Skip to main content

Special Prayer/Need

First the personal one: 

We would ask you to pray for our daughter's papers.  Since there was a strike in the judicial system last month, all documents have been delayed for weeks.  Our family Christmas is in Argentina this year and if Anahi's birth certificate does not arrive, we will not be able to celebrate with our family.

This certificate is necessary for us to get her passport, which we need for travel for our furlough next summer.

We know that prayers can change this situation and we thank you in advance for praying.

Second, this request is for our ministry.  

This year-end we have an immediate need.  ICCI (Instituto Cristiano de Capacitacion Integral) will need to pay $4,000 (for various documents and to help pay an intermediary) to become a legal tertiary institution recognized by the MEC (department of education) Paraguayan government.  Unfortunately, this important expense will really knock off of our budget for next year.  If you would like to help us get our legal status or support one of our students next year with a scholarship, please click the “donate now” button to the right or go here and preference your support under special (other):  Paraguay Projects.  All your gifts are tax deductible.

We are so very thankful for the way you have supported us this year.  If it weren’t for your prayers and support, ICCI would have never been launched.  We have been able to identify and train new Christian leaders for practical, ministry service as well as help students learn micro-enterprise skills.  We are already receiving calls from students who are on board to come next year.  Thank you for allowing us to share with you these needs.  We just can’t stop thanking God for His faithfulness and for the privilege it is to serve Him with you!  


Post a Comment

Popular posts from this blog

September highlights. A month in Paraguay

I want to thank you for hanging out with us this past month. Every day was different. Sometimes I wish I had more of a routine. But in my missionary role, routine is not something I experience very often. Here are a few September highlights.

We traveled to Asuncion, to get some paperwork done. The trip to Asuncion generally takes six hours on a two lane road, with crazy traffic. We avoid these trips as much as possible. 

I was part of a Baptism ceremony in the Parana River. 28 people made a public commitment. The Parana Rive is the second one in size after the Amazon River.

I had a chance to continue my bible teaching at our local church on Tuesday evenings.
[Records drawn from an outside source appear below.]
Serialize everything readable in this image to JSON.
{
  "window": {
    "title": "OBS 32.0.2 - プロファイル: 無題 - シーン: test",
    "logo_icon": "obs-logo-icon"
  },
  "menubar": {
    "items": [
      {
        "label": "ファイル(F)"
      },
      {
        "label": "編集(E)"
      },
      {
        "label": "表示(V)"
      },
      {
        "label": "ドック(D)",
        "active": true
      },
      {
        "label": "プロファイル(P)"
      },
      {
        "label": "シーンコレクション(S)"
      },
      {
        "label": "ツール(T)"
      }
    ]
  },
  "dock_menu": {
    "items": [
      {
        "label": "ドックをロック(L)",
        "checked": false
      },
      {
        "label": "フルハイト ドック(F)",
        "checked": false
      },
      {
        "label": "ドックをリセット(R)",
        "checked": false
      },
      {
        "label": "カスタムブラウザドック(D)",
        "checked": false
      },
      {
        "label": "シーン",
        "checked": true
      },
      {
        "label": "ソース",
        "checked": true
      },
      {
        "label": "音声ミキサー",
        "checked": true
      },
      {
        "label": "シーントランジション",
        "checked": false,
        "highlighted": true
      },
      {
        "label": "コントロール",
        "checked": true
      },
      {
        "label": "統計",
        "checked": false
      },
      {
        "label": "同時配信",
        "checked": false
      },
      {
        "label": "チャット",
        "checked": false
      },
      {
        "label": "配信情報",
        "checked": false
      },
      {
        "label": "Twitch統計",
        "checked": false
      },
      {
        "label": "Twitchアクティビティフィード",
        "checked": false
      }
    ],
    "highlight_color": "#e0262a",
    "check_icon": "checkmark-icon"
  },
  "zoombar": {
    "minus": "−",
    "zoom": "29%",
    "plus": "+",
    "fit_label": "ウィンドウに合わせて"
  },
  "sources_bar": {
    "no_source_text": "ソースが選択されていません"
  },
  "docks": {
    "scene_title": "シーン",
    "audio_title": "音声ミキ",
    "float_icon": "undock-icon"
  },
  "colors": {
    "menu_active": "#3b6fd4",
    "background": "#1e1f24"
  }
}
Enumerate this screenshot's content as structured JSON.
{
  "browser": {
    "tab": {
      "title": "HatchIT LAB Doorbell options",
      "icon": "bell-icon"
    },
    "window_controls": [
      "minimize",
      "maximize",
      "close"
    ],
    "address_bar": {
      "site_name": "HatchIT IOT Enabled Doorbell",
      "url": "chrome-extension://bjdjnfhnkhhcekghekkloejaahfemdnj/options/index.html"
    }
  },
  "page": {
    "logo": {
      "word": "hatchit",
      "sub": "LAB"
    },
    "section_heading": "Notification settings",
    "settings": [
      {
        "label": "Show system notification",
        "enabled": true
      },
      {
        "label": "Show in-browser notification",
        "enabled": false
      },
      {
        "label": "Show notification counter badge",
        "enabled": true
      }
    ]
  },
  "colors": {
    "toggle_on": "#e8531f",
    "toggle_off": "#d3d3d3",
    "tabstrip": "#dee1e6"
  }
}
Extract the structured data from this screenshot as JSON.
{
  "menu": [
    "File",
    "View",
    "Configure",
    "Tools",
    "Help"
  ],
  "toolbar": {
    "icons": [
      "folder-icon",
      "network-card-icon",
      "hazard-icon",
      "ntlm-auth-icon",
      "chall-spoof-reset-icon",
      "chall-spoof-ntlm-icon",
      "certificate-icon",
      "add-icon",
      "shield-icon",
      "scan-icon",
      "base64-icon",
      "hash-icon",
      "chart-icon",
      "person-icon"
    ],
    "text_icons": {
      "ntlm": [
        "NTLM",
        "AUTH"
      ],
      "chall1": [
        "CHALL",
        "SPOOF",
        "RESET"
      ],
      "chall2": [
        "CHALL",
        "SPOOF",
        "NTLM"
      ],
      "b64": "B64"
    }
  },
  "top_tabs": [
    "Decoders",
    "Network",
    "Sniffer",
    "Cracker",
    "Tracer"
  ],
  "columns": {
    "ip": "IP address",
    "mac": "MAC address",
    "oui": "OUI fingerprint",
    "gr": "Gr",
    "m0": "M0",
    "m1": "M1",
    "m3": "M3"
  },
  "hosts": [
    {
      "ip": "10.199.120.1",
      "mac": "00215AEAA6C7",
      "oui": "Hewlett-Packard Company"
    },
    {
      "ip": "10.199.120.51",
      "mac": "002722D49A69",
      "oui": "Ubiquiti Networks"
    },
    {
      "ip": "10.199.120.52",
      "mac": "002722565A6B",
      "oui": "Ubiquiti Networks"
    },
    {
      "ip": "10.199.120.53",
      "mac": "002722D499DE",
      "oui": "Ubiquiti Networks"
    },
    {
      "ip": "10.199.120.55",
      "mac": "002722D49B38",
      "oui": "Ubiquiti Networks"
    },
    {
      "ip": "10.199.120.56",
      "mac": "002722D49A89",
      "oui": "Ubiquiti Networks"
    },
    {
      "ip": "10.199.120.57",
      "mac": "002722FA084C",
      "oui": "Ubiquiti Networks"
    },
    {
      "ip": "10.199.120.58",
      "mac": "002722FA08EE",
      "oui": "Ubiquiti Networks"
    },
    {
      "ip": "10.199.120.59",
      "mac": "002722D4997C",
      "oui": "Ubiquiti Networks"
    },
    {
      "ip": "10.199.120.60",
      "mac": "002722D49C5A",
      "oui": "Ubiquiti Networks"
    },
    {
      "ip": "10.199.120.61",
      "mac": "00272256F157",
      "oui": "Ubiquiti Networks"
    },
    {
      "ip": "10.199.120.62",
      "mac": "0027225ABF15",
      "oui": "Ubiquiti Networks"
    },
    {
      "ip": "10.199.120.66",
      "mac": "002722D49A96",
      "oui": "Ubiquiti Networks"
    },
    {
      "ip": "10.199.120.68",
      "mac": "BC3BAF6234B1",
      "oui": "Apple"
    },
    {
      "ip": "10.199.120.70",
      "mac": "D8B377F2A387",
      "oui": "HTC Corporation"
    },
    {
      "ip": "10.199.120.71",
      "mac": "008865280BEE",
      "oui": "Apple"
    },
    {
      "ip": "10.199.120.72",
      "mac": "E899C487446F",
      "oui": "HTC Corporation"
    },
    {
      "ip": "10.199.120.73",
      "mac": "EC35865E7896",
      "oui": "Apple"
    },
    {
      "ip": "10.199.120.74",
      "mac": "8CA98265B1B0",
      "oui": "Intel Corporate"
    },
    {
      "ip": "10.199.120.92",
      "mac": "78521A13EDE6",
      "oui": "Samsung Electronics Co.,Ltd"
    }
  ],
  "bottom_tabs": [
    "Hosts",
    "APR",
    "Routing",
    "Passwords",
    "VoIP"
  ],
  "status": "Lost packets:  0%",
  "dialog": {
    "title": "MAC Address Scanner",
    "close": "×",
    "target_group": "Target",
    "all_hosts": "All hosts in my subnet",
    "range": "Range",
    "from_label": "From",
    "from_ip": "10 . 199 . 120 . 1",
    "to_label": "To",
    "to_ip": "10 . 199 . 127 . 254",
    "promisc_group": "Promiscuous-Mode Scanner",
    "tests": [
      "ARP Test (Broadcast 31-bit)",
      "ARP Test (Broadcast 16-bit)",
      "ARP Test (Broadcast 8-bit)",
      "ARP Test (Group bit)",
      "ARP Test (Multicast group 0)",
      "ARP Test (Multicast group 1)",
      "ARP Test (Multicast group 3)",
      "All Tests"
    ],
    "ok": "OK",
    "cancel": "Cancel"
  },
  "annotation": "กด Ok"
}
I fill in various classes and find teaching very rewarding.
We celebrated Anahi’s 6th birthday with our immediate family. Anahi is finishing her preschool and will start first great next year

We celebrated Dominick’s 4th month. He also got his shots last week. Dominick has occupied the center of attention. He has been a great joy for …

Technology in missions

As I started my day, within a few hours, I had a list of things to do. By 10 am I had enough items to keep me busy for a week. After several hours in the office, I was able to send audio messages and video conference with people on both side of the Equator. I sent letters out to several people in just a few seconds. I posted on FB, and I googled some maps while listening to a webinar.
Did my grandparents or even my parents have these technologies? The answer is no. David and Lilian Meier left on a steam ship the port of New Orleans in December of 1935 towards South America. All the field knowledge they had was a letter from a German missionary who wrote to America saying. Will someone come to Brazil?

That was the beginning. Their first trip lasted a decade serving in several places in South America. There where no phone calls, no daily FB updates and no cool Instagram pictures. Few words on a telegram, or when letters were written they delivered weeks later were the ways of communica…

A month in Paraguay, Come and hang out with us

Book fair – Freedom of expression
Its was the beginning of the 12th , annual book fair. This event is organized by a local university as one of its arms into the community. Publishers, book sellers and authors come to present their books. Until Sunday Sept 11th, kids, professors from different schools will come and visit plaza de armas (city square of weapons) in downtown Encarnacion to learn and interact. In parallel with the book fair, workshops are going on all day, dealing with topics as wide as social media, religion, politics, team work, biographies, and history.

Just to refresh our memory, until 1989 Paraguay had only two universities in the country. The country was governed by a dictator for 35 years. Freedom of expression could cost exile, jail or even death. That’s only about 30 years ago. Today there are 54 universities, but still only about 4% attending university. People are gaining their voice without fear of repression after two hundred years. You can imagine how these …